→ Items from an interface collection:
▼
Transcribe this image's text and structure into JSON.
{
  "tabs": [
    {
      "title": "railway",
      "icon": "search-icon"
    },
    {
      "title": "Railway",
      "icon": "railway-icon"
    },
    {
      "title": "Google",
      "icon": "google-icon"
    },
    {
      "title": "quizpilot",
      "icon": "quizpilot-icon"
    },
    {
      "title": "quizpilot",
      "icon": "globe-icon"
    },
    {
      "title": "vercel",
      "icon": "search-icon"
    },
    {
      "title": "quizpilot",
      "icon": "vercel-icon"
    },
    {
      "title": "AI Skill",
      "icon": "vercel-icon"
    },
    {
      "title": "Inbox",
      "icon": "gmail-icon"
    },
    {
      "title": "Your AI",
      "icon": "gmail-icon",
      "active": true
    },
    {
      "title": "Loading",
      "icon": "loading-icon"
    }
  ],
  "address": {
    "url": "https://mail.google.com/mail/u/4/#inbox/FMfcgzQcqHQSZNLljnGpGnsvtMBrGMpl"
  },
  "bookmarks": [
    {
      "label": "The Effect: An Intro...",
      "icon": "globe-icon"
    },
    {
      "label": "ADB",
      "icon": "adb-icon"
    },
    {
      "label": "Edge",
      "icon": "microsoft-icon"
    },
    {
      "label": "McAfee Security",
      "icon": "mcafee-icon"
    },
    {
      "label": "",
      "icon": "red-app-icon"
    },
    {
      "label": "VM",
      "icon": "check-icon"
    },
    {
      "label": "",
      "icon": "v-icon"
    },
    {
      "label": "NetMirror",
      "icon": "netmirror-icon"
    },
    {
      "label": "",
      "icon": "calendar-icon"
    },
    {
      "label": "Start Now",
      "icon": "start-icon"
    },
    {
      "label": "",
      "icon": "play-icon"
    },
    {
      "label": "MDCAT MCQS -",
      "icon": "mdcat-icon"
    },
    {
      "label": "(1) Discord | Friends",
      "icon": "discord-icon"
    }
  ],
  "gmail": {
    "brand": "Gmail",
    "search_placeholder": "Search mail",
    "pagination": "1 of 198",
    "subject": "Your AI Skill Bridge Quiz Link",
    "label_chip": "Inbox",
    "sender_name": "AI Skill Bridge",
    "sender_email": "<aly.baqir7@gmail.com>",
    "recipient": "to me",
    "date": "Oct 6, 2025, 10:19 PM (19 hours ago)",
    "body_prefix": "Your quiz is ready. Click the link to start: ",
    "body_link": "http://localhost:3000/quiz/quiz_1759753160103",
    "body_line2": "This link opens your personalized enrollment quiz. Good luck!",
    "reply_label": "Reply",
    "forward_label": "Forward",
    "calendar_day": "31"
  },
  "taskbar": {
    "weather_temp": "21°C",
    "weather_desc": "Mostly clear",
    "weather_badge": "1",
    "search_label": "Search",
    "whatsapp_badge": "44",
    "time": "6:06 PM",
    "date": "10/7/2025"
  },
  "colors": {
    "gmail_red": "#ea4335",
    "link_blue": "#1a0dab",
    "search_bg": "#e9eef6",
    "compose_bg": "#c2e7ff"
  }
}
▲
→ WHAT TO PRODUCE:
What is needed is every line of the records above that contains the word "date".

→ WRITTEN RESPONSE:
    "date": "Oct 6, 2025, 10:19 PM (19 hours ago)",
    "date": "10/7/2025"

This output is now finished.